What if you had no other choice?
When it’s do or die, most of us tend to do. We forget to sleep, forget to eat, and we somehow forget to feel tired.
Winners know it’s showtime when you’ve got nothing left in the tank.
What makes the difference is what you do with what you have when what you have isn’t enough for most people.
If you want to win in life, you’ve got to know that you need to do your best when everyone else around you is giving up.
99.9% of people give up when they reach 40% of their potential. They listen to what sounds like the voice of doom (What if you get hurt? What if you get sick? What if you go broke? What if this happens? What if that happens?) but it’s just your brain playing tricks on you.
Don’t whine when it hurts, don’t cry when the going gets tough.
We live in a therapy society that encourages our desire for instant gratification. In other words, we’re soft.
But the truth is, there’s no app that can do your pushups for you. And that ten minute workout routine won’t give you the body you want.
I remember doing 12 sets of 12 reps of squats with a bit less than I used to weigh a couple years ago. I remember listening to David Goggins whispering words of greatness. I remember my desire to quit.
And it went something like this: after seven sets I was done. And I was kind of proud of what I had achieved. After all, I hated training legs, and it was more than 50% of what I had to do.
As a strange coincidence, that’s when David Goggins said something about being haunted by the fact that he had always cut corners. He never did the last 2–3 sets, 2–3 reps, 2–3 miles of running. And one night he just couldn’t sleep because of this, and so he went to the gym in the middle of the night and did his workout all over again.
I kept going. I was sure that I couldn’t, yet I did. One more set. Now I was at 8. Then I did one more.
Every second was me listening to this inner monologue of just wanting to give up, yet I still did what I had to do.
There was no one to save me that day. It was just me against myself. It was me against a set of limiting beliefs that my brain was insisting they were true. They weren’t.
People expect success to just happen. They expect success to be the side-effect of being passionate.
Well, passion literally means “to suffer.” No, seriously. That’s what the damn word means.
You only have two choices in life: you either do or you don’t. You either find a way to reach your goals, or you end up somewhere you don’t want to be.
It’s as simple as that.
Anytime I feel sorry for myself, feel tired and weak, or feel like giving up, I remind myself that I’m only getting started. I’m only at 40%. I remind myself of the only two options I have — stay the same or become a better me.
I drown out the inner critic by knowing that I can accomplish more that I think it’s my absolute best, because my absolute best is something that lies outside what my brain casually defines as possible.
The best that you can do lies in the realm of the improbable, in the land of the impossible. It’s something you have difficulty even fantasizing about, but it’s very real, I assure you.
How do you know you’re at 100%?
You either puke, or faint, or die. That’s how you know you’ve given your all.
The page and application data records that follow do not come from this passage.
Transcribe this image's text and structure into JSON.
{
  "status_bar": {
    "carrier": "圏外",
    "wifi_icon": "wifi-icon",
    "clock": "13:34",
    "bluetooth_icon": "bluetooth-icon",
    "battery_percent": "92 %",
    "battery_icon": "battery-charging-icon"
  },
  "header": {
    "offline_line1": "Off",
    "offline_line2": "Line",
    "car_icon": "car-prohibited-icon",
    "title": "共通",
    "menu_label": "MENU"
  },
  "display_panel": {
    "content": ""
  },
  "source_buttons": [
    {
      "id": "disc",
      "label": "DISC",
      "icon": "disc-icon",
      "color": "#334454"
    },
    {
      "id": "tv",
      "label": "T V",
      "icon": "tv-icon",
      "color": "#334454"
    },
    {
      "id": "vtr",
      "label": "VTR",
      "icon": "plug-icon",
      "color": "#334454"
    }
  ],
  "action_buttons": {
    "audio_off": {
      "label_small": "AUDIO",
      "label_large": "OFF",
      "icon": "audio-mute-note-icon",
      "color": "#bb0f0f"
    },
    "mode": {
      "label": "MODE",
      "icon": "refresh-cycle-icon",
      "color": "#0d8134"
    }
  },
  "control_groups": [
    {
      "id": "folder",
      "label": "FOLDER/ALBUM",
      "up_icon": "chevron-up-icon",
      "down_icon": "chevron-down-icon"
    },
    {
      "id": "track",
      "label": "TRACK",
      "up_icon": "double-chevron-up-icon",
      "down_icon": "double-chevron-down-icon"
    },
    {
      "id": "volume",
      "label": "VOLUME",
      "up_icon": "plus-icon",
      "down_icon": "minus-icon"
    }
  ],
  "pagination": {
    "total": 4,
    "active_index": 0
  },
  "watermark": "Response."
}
I am not advising you to mindlessly work yourself to death. I’m just telling you that you can always do more.
You can always punch the damn keys until your fingers hurt. You can always run one more mile or do one more set. You can always read one more chapter.
Do not settle for a 40% life, because you are going to die a slow and painful death long before they plant you in the ground.
Aim for 100%, aim for greatness, and always remember that what doesn’t kill often makes you want to keep going.
Originally published at medium.com